In what appears to be a slow stream of modest mobile acquisitions since its billion-dollar buyout of Instagram, Facebook quietly adds another small piece to its post-PC puzzle. Pieceable, which makes a tool for demo-ing native iOS apps in a Web browser, is joining Facebook, the founders announced on their company site. “We can’t wait to begin working with the Facebook team to help our friends, family, and more than 900 million others connect and share in new ways," gushed Fred Potter, Bob Ippolito and Jameson Hsu in a statement.
The company claims to have served over 800,000 app demos in its one year of existence. The Pieceable Viewer was a way that developers could load preliminary versions of their apps to a Web environment to demo them without installing on iPhones using the kludgy UDID-based approach to beta distribution. Customers have used the tool as a sales device or simply as a demo system when communicating with clients. The company has a monetization model in place, as it charges developers for tiers of service ($30 or $60 a month) to serve escalating numbers of users.
Facebook did not buy the app itself or the technology in this deal. They are getting talent most of all. In fact, the trio announced that the original Pieceable Viewer will be issued shortly in an open-source format that can be run on a company’s own hardware. The Pieceable servers will shut down at the end of the year.
Facebook has been focusing on small and young mobile firms in recent acquisitions. Karma, Lightbox and Glancee teams have joined the social network company just this year.
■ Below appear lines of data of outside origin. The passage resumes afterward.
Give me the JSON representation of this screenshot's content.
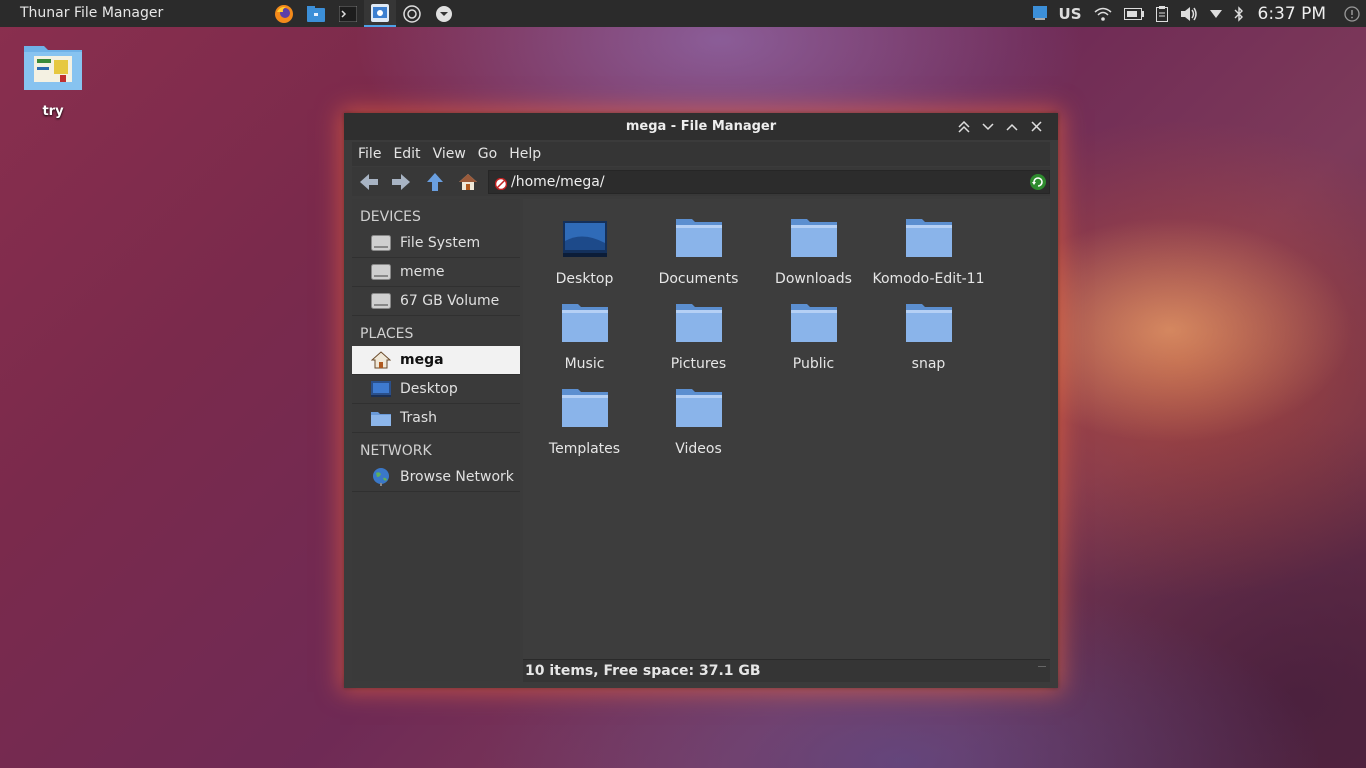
{
  "panel": {
    "app_title": "Thunar File Manager",
    "keyboard_layout": "US",
    "clock": "6:37 PM",
    "launchers": [
      "firefox-icon",
      "files-icon",
      "terminal-icon",
      "file-manager-icon",
      "settings-icon",
      "download-icon"
    ]
  },
  "desktop": {
    "icon_label": "try"
  },
  "window": {
    "title": "mega - File Manager",
    "menu": [
      "File",
      "Edit",
      "View",
      "Go",
      "Help"
    ],
    "location": "/home/mega/",
    "sidebar": {
      "devices_header": "DEVICES",
      "devices": [
        "File System",
        "meme",
        "67 GB Volume"
      ],
      "places_header": "PLACES",
      "places": [
        "mega",
        "Desktop",
        "Trash"
      ],
      "network_header": "NETWORK",
      "network": [
        "Browse Network"
      ]
    },
    "files": [
      "Desktop",
      "Documents",
      "Downloads",
      "Komodo-Edit-11",
      "Music",
      "Pictures",
      "Public",
      "snap",
      "Templates",
      "Videos"
    ],
    "status": "10 items, Free space: 37.1 GB"
  },
  "colors": {
    "panel_bg": "#2b2b2b",
    "window_bg": "#3b3b3b",
    "selected_bg": "#f2f2f2",
    "folder_blue": "#7fa8e0",
    "accent": "#4ea1e6"
  }
}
The Pieceable acquisition underscores Facebook's eagerness to get into the app ecosystem. The company just launched its own cross-platform App Center this week, which distributes social and mobile apps from Apple, Android and Facebook's own app platforms. The company claims that it is responsible for routing millions of users to app downloads. Pieceable's talent could well be used to enhance the App Center experience with in-line demos and offer developers ways to highlight their apps uniquely in the Facebook store.